Aim of the task
In the copy of the lines below, leave out pictures and print everything else exactly.

* * * * *

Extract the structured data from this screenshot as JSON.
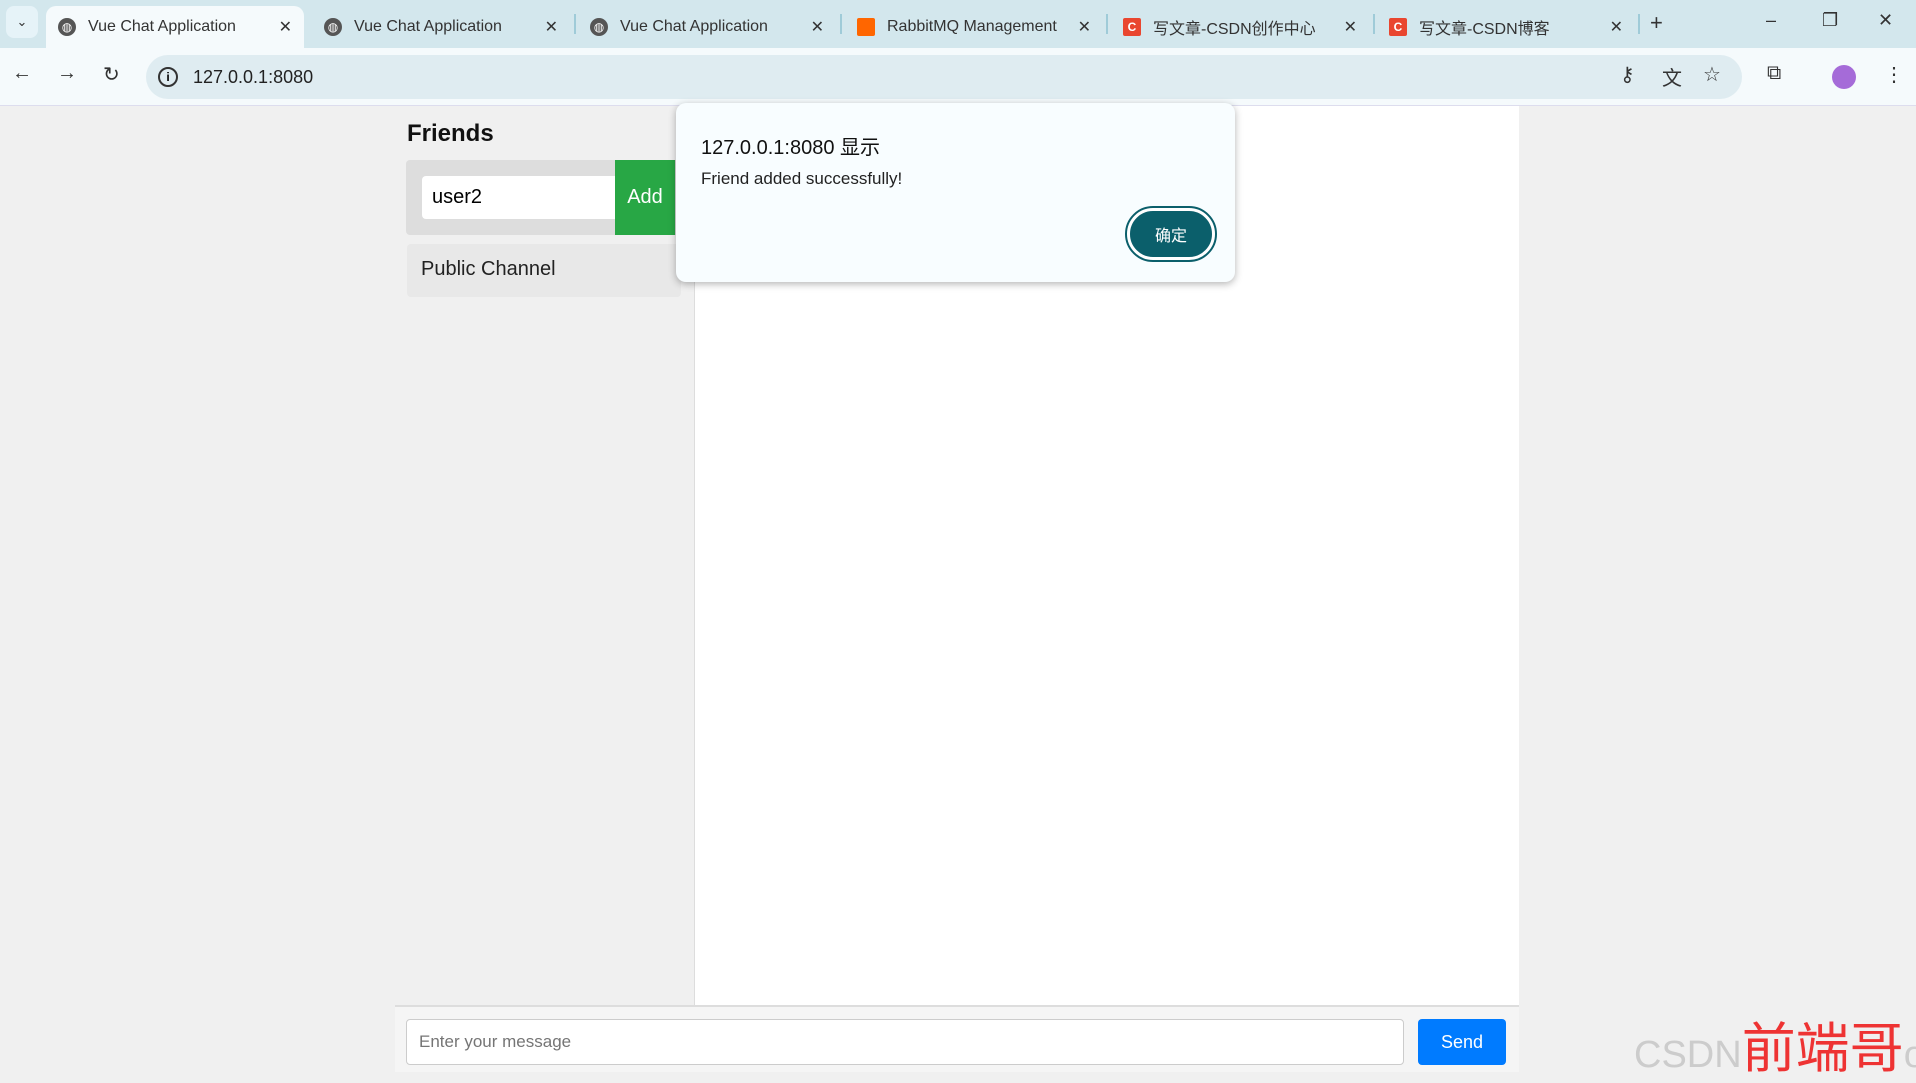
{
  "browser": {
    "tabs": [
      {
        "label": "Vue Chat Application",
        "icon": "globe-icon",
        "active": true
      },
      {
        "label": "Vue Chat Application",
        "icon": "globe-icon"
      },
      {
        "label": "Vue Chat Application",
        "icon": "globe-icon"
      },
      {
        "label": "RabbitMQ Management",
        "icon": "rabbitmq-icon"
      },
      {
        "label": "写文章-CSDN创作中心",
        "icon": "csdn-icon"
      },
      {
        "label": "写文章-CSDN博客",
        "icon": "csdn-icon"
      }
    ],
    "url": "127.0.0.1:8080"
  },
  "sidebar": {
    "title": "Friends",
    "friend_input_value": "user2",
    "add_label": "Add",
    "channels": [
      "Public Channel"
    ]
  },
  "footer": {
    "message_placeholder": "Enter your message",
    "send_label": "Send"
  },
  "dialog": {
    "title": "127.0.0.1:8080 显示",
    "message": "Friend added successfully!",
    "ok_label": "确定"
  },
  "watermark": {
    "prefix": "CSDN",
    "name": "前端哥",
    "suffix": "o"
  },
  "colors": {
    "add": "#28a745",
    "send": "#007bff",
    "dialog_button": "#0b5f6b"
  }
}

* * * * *

The answer
Extract the structured data from this screenshot as JSON.
{
  "browser": {
    "tabs": [
      {
        "label": "Vue Chat Application",
        "icon": "globe-icon",
        "active": true
      },
      {
        "label": "Vue Chat Application",
        "icon": "globe-icon"
      },
      {
        "label": "Vue Chat Application",
        "icon": "globe-icon"
      },
      {
        "label": "RabbitMQ Management",
        "icon": "rabbitmq-icon"
      },
      {
        "label": "写文章-CSDN创作中心",
        "icon": "csdn-icon"
      },
      {
        "label": "写文章-CSDN博客",
        "icon": "csdn-icon"
      }
    ],
    "url": "127.0.0.1:8080"
  },
  "sidebar": {
    "title": "Friends",
    "friend_input_value": "user2",
    "add_label": "Add",
    "channels": [
      "Public Channel"
    ]
  },
  "footer": {
    "message_placeholder": "Enter your message",
    "send_label": "Send"
  },
  "dialog": {
    "title": "127.0.0.1:8080 显示",
    "message": "Friend added successfully!",
    "ok_label": "确定"
  },
  "watermark": {
    "prefix": "CSDN",
    "name": "前端哥",
    "suffix": "o"
  },
  "colors": {
    "add": "#28a745",
    "send": "#007bff",
    "dialog_button": "#0b5f6b"
  }
}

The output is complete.